▶ DATA LISTING:
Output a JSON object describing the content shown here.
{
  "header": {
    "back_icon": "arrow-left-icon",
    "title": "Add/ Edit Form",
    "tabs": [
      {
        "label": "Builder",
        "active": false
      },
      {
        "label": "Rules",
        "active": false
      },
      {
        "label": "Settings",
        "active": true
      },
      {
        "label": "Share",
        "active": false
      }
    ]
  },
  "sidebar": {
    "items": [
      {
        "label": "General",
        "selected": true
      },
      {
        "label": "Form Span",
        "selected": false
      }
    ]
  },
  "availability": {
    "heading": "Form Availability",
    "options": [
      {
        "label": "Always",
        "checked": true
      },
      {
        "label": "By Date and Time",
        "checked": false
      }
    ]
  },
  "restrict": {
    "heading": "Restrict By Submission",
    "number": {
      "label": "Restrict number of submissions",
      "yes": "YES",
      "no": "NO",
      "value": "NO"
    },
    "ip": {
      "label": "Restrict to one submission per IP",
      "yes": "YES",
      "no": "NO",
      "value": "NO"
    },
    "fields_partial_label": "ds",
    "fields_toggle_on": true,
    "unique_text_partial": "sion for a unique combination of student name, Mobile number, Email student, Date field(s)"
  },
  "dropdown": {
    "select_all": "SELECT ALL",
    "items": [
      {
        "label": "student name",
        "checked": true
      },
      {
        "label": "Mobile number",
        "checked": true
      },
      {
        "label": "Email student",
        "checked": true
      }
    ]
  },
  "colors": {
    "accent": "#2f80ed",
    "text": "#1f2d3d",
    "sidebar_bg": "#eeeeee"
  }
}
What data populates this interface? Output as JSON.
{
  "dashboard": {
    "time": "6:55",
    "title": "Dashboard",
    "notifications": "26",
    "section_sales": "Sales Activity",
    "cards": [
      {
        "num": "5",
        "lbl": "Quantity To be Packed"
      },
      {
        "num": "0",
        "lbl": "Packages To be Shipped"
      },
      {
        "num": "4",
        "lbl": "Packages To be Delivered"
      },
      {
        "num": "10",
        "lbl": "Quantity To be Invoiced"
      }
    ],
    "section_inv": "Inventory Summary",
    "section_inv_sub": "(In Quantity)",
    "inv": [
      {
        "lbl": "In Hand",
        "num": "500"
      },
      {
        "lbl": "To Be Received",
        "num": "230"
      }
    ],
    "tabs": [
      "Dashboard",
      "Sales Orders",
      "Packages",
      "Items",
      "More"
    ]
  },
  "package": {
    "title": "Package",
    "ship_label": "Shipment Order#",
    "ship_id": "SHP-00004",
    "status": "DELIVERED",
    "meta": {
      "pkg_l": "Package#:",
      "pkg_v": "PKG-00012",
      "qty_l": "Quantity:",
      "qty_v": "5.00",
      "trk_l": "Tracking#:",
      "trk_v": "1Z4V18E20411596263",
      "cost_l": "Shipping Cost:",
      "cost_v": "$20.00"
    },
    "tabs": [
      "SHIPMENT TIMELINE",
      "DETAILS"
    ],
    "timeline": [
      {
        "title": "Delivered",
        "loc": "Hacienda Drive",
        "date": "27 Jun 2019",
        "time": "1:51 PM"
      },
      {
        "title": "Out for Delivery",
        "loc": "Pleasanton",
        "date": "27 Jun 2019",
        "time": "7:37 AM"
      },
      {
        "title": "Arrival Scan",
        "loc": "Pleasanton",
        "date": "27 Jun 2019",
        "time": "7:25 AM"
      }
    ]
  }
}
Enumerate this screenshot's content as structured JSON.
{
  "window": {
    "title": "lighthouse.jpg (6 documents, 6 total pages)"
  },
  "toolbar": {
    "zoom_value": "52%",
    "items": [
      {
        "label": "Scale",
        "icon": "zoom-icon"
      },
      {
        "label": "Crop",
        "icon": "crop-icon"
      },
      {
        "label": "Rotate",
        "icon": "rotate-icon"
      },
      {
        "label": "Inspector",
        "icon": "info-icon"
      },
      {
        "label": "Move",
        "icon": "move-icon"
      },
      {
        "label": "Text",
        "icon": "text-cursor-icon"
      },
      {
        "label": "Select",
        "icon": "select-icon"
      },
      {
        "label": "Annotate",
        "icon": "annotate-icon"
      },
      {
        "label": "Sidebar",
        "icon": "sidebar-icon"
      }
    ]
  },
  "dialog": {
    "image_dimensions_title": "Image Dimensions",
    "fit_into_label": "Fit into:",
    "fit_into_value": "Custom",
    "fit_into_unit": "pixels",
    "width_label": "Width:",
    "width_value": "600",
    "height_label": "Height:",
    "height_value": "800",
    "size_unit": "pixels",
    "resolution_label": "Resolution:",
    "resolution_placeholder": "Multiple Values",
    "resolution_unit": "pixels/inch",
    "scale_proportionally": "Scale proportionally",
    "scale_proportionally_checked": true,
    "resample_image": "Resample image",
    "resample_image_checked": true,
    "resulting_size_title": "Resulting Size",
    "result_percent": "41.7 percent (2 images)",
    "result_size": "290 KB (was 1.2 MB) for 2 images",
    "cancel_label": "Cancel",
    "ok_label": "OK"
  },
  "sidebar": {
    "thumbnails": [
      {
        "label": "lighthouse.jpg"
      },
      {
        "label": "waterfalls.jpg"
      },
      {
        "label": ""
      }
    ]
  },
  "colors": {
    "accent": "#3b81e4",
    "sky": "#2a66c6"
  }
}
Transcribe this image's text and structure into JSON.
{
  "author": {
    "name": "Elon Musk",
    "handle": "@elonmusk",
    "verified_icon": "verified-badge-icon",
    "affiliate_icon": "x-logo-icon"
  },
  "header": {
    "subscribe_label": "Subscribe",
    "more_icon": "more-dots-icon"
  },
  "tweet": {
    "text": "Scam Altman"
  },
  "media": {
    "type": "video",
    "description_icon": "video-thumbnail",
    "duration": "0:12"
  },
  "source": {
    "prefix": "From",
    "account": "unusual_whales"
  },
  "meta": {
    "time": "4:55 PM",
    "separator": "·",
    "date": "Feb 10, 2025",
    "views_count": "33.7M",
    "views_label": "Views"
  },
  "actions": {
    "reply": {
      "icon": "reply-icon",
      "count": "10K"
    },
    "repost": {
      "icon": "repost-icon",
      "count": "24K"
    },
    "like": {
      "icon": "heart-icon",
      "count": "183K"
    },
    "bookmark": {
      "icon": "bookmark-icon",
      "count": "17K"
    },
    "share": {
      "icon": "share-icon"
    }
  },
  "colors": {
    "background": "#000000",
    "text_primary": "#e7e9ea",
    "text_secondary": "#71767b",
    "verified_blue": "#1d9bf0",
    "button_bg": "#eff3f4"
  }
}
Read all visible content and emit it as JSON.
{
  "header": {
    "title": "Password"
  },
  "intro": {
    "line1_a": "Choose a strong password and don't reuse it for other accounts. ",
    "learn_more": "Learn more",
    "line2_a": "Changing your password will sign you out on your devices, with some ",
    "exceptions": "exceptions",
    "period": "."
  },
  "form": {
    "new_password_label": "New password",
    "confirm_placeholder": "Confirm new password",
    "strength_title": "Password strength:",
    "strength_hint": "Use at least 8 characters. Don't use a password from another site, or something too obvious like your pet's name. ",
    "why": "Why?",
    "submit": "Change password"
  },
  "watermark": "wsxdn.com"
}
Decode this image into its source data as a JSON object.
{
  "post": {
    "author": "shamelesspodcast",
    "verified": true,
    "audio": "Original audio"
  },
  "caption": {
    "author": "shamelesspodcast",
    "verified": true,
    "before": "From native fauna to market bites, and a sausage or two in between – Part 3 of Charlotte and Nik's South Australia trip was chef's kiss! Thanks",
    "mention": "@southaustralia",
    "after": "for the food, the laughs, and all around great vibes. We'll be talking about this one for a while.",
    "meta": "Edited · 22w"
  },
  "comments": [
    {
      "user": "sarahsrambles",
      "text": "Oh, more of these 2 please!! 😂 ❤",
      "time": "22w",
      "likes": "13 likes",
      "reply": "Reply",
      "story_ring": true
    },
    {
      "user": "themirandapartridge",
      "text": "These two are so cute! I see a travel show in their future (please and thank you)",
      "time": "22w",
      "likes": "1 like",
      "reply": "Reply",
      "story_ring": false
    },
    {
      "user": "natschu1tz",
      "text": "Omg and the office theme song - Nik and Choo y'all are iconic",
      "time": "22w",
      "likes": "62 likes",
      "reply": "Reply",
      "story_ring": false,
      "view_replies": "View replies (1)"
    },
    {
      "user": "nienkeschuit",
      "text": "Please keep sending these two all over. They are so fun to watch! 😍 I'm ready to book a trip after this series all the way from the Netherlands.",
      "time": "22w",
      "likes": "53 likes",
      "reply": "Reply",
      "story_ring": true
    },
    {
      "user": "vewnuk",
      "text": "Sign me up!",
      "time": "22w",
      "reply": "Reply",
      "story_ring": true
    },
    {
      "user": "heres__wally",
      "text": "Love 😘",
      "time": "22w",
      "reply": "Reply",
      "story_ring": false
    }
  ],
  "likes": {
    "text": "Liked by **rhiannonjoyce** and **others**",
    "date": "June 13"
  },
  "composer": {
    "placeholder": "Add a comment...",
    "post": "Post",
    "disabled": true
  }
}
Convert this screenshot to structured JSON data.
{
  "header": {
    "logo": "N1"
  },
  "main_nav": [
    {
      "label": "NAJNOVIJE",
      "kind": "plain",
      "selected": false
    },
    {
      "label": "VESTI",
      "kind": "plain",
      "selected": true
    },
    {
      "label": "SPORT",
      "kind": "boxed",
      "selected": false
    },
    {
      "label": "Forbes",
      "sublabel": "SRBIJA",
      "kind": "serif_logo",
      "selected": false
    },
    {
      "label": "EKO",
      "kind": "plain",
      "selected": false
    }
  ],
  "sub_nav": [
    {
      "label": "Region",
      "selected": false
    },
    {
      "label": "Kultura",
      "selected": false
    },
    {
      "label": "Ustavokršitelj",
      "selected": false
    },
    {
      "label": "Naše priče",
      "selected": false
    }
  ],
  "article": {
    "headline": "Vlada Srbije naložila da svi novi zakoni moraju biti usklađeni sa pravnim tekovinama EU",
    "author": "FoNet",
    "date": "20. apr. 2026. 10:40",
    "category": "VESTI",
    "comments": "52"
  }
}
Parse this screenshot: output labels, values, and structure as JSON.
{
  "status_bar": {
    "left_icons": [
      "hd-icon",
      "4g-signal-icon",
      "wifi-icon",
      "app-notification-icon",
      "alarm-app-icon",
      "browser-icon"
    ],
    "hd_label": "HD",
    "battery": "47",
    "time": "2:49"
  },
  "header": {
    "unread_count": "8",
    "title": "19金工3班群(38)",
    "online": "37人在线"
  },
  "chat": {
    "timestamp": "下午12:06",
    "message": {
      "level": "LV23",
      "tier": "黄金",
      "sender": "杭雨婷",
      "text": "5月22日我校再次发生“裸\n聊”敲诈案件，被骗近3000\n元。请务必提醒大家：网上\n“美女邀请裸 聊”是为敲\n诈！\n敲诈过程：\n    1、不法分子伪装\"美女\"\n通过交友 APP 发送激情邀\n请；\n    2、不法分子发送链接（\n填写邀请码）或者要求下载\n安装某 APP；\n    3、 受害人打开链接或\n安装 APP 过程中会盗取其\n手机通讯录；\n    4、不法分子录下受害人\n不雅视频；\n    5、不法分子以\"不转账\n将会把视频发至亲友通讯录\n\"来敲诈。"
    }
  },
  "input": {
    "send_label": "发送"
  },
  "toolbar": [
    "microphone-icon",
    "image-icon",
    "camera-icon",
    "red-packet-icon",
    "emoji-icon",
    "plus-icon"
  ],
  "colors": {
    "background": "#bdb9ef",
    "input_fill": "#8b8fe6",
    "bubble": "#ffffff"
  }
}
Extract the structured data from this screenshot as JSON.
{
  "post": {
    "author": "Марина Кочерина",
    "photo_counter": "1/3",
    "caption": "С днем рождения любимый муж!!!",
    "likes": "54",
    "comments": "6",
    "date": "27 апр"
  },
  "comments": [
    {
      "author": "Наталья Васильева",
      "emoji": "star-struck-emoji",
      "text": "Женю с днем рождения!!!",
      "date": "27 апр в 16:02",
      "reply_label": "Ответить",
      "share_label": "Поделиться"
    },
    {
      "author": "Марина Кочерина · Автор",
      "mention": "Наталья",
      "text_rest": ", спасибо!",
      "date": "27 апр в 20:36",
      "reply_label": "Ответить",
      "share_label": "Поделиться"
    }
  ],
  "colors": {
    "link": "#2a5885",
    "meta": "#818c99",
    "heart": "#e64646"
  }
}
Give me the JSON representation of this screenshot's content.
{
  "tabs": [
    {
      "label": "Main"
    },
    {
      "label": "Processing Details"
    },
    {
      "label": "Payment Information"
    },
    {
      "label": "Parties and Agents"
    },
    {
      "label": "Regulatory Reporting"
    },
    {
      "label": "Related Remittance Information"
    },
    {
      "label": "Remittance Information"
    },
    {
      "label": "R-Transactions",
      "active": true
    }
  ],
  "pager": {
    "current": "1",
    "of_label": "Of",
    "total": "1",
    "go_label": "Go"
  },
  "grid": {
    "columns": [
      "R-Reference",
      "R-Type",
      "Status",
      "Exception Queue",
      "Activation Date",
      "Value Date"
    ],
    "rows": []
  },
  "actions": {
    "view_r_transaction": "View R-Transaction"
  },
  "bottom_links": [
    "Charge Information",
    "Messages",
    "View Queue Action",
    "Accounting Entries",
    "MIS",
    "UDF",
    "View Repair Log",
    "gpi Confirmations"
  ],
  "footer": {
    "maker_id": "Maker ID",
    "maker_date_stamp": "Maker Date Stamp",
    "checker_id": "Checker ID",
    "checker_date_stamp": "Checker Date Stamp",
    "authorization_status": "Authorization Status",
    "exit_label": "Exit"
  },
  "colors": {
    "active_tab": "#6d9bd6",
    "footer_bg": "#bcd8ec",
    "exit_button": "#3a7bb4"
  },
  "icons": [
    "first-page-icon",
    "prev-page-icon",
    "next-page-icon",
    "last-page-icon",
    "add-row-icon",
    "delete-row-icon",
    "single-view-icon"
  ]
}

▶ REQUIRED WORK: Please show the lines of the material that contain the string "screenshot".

▶ COMPLETED EXERCISE:
Enumerate this screenshot's content as structured JSON.
Convert this screenshot to structured JSON data.
Parse this screenshot: output labels, values, and structure as JSON.
Extract the structured data from this screenshot as JSON.
Give me the JSON representation of this screenshot's content.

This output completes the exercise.